▶ _ASSIGNMENT_
If a line in the entries below includes the string "Toggle", copy it out.

▶ _EXERCISE MATERIALS_
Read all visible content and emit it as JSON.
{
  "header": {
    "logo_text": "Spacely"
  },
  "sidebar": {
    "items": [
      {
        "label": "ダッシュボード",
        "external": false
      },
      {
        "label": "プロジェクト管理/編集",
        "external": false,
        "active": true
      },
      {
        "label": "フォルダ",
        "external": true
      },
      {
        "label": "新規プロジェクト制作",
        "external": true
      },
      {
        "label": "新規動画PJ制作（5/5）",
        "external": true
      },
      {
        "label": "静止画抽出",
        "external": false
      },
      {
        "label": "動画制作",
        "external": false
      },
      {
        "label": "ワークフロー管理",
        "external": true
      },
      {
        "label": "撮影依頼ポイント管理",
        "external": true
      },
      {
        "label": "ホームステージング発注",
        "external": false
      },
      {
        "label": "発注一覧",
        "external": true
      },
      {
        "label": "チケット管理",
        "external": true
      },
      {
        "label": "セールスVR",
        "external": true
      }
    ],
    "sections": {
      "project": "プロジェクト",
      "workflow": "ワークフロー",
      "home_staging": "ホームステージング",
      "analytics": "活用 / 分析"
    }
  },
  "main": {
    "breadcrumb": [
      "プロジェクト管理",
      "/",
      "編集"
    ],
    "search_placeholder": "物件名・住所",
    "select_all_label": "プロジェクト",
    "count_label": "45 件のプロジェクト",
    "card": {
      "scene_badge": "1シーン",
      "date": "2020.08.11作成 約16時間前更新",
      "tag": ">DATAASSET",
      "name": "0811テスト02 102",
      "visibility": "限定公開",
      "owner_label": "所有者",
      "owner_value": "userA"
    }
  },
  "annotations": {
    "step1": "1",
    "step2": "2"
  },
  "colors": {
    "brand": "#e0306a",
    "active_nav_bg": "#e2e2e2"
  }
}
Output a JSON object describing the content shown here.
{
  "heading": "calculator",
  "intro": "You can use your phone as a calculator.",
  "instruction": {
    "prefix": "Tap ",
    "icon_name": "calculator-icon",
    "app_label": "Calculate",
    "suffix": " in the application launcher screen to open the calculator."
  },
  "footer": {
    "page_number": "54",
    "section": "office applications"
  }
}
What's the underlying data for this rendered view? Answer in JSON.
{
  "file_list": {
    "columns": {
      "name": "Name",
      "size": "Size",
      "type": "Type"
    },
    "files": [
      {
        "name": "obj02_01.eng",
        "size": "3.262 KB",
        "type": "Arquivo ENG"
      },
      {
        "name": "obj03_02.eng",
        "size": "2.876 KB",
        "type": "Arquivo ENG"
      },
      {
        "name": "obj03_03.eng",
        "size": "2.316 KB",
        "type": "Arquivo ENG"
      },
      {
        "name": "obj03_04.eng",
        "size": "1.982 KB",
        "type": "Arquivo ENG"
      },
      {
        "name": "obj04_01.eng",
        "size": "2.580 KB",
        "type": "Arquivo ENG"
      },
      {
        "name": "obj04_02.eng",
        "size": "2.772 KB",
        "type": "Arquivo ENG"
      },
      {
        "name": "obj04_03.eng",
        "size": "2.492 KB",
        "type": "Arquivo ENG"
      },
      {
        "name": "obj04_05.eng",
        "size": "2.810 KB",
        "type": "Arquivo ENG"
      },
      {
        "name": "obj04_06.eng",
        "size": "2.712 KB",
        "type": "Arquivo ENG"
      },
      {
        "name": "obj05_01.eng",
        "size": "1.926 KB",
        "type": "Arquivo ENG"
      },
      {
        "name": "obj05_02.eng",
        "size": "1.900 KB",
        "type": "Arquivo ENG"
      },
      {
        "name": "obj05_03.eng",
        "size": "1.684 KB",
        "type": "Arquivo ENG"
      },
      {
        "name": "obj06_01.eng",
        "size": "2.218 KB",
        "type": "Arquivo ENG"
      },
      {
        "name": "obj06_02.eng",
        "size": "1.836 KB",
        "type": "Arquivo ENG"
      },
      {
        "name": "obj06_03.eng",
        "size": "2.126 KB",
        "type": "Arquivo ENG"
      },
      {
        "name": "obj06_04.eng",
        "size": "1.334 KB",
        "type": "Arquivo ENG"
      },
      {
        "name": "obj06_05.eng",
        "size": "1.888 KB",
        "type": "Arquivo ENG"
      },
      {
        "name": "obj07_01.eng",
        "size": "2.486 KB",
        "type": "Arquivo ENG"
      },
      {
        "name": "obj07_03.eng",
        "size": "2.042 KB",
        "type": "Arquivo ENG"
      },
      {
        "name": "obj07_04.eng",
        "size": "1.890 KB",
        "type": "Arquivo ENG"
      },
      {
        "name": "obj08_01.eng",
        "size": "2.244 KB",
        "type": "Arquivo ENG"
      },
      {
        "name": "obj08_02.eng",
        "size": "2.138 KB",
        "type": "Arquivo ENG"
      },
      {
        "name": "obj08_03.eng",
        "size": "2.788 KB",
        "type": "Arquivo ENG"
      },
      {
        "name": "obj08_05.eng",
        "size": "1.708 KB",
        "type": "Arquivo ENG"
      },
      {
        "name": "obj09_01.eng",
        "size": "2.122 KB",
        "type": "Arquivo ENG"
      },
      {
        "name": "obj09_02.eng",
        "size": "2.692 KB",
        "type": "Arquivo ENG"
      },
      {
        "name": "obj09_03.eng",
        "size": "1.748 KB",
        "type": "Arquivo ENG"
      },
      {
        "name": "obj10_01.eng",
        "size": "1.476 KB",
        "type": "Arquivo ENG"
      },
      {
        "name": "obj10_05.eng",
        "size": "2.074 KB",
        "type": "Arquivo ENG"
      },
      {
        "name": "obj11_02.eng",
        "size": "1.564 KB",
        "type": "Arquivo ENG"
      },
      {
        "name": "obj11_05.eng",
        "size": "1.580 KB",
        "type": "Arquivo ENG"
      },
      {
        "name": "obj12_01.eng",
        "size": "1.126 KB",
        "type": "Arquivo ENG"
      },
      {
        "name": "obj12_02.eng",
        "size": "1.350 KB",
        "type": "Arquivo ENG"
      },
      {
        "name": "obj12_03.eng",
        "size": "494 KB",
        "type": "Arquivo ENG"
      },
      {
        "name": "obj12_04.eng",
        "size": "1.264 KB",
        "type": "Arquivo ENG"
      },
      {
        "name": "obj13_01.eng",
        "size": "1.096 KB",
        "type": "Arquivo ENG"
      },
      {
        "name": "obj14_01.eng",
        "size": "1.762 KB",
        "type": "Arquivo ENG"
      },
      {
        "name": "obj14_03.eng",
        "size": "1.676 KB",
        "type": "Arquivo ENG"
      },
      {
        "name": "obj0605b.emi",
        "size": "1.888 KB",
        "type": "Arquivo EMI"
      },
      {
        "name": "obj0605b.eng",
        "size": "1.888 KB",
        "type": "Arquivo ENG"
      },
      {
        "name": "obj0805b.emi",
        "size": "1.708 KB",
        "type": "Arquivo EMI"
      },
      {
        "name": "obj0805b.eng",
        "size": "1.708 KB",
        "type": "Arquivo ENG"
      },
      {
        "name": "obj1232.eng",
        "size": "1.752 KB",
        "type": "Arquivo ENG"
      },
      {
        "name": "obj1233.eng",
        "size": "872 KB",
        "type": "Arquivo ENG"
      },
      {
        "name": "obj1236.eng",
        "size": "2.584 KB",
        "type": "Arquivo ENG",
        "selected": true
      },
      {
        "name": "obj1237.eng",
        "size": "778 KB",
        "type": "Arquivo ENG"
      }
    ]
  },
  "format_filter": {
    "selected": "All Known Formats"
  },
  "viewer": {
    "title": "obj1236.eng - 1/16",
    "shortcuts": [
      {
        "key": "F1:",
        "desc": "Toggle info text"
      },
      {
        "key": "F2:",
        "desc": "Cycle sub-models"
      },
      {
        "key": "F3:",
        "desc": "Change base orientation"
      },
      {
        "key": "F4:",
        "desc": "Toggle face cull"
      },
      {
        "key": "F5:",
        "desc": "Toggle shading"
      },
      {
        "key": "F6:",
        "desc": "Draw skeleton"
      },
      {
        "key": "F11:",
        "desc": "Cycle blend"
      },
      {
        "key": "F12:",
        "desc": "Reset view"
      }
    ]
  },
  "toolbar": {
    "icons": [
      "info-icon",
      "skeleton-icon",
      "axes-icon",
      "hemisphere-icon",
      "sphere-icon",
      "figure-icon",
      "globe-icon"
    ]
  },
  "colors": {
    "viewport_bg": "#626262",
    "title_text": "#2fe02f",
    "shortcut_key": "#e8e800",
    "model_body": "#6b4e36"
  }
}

▶ _YOUR SOLUTION_
        "desc": "Toggle info text"
        "desc": "Toggle face cull"
        "desc": "Toggle shading"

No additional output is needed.